— PROBLEM TO SOLVE —
The response should be a faithful copy of every record, with nothing left out.

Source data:
•••••
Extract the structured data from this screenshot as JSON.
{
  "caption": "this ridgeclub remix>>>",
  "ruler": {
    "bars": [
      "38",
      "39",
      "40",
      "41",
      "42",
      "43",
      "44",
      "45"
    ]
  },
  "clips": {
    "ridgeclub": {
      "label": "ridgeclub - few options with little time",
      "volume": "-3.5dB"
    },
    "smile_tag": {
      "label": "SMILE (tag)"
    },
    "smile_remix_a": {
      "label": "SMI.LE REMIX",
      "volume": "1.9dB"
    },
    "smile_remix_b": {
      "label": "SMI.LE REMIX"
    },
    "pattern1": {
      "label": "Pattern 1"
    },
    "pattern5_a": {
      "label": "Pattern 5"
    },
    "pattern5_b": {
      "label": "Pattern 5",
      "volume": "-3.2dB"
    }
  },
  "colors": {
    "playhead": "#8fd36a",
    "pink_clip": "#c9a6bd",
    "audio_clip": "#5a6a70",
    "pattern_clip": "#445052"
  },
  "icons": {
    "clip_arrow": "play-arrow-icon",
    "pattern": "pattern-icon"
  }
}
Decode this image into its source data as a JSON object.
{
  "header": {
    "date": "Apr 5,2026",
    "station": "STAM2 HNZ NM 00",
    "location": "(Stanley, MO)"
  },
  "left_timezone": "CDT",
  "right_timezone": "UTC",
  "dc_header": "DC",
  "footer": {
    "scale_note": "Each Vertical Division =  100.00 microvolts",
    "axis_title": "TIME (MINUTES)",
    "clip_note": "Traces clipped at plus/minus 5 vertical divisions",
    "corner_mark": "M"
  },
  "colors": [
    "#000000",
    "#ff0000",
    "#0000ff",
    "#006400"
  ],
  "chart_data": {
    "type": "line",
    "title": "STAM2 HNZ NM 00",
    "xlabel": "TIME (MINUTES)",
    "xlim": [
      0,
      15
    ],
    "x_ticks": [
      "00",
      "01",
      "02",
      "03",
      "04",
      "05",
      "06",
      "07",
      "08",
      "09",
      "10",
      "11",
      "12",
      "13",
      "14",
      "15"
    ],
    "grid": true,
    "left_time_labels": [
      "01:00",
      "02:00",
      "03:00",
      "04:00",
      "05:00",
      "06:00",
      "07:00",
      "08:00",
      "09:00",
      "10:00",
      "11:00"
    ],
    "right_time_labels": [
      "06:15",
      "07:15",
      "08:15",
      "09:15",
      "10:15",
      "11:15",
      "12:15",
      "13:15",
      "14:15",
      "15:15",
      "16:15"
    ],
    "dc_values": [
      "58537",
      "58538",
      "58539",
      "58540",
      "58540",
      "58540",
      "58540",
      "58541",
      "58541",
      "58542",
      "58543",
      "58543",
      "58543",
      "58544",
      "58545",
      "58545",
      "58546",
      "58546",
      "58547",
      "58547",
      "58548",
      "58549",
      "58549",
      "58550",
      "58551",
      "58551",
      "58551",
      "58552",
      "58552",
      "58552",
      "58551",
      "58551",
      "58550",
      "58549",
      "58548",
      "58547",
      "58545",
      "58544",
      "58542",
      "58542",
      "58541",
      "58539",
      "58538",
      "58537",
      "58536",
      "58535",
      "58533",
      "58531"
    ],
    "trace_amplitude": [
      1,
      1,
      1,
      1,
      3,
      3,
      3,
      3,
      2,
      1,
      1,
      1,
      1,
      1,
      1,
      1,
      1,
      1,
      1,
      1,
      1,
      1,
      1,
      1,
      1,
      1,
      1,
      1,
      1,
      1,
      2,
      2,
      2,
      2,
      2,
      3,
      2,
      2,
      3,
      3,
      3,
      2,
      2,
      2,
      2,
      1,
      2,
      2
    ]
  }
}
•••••
— OUTPUT —
Extract the structured data from this screenshot as JSON.
{
  "caption": "this ridgeclub remix>>>",
  "ruler": {
    "bars": [
      "38",
      "39",
      "40",
      "41",
      "42",
      "43",
      "44",
      "45"
    ]
  },
  "clips": {
    "ridgeclub": {
      "label": "ridgeclub - few options with little time",
      "volume": "-3.5dB"
    },
    "smile_tag": {
      "label": "SMILE (tag)"
    },
    "smile_remix_a": {
      "label": "SMI.LE REMIX",
      "volume": "1.9dB"
    },
    "smile_remix_b": {
      "label": "SMI.LE REMIX"
    },
    "pattern1": {
      "label": "Pattern 1"
    },
    "pattern5_a": {
      "label": "Pattern 5"
    },
    "pattern5_b": {
      "label": "Pattern 5",
      "volume": "-3.2dB"
    }
  },
  "colors": {
    "playhead": "#8fd36a",
    "pink_clip": "#c9a6bd",
    "audio_clip": "#5a6a70",
    "pattern_clip": "#445052"
  },
  "icons": {
    "clip_arrow": "play-arrow-icon",
    "pattern": "pattern-icon"
  }
}
Decode this image into its source data as a JSON object.
{
  "header": {
    "date": "Apr 5,2026",
    "station": "STAM2 HNZ NM 00",
    "location": "(Stanley, MO)"
  },
  "left_timezone": "CDT",
  "right_timezone": "UTC",
  "dc_header": "DC",
  "footer": {
    "scale_note": "Each Vertical Division =  100.00 microvolts",
    "axis_title": "TIME (MINUTES)",
    "clip_note": "Traces clipped at plus/minus 5 vertical divisions",
    "corner_mark": "M"
  },
  "colors": [
    "#000000",
    "#ff0000",
    "#0000ff",
    "#006400"
  ],
  "chart_data": {
    "type": "line",
    "title": "STAM2 HNZ NM 00",
    "xlabel": "TIME (MINUTES)",
    "xlim": [
      0,
      15
    ],
    "x_ticks": [
      "00",
      "01",
      "02",
      "03",
      "04",
      "05",
      "06",
      "07",
      "08",
      "09",
      "10",
      "11",
      "12",
      "13",
      "14",
      "15"
    ],
    "grid": true,
    "left_time_labels": [
      "01:00",
      "02:00",
      "03:00",
      "04:00",
      "05:00",
      "06:00",
      "07:00",
      "08:00",
      "09:00",
      "10:00",
      "11:00"
    ],
    "right_time_labels": [
      "06:15",
      "07:15",
      "08:15",
      "09:15",
      "10:15",
      "11:15",
      "12:15",
      "13:15",
      "14:15",
      "15:15",
      "16:15"
    ],
    "dc_values": [
      "58537",
      "58538",
      "58539",
      "58540",
      "58540",
      "58540",
      "58540",
      "58541",
      "58541",
      "58542",
      "58543",
      "58543",
      "58543",
      "58544",
      "58545",
      "58545",
      "58546",
      "58546",
      "58547",
      "58547",
      "58548",
      "58549",
      "58549",
      "58550",
      "58551",
      "58551",
      "58551",
      "58552",
      "58552",
      "58552",
      "58551",
      "58551",
      "58550",
      "58549",
      "58548",
      "58547",
      "58545",
      "58544",
      "58542",
      "58542",
      "58541",
      "58539",
      "58538",
      "58537",
      "58536",
      "58535",
      "58533",
      "58531"
    ],
    "trace_amplitude": [
      1,
      1,
      1,
      1,
      3,
      3,
      3,
      3,
      2,
      1,
      1,
      1,
      1,
      1,
      1,
      1,
      1,
      1,
      1,
      1,
      1,
      1,
      1,
      1,
      1,
      1,
      1,
      1,
      1,
      1,
      2,
      2,
      2,
      2,
      2,
      3,
      2,
      2,
      3,
      3,
      3,
      2,
      2,
      2,
      2,
      1,
      2,
      2
    ]
  }
}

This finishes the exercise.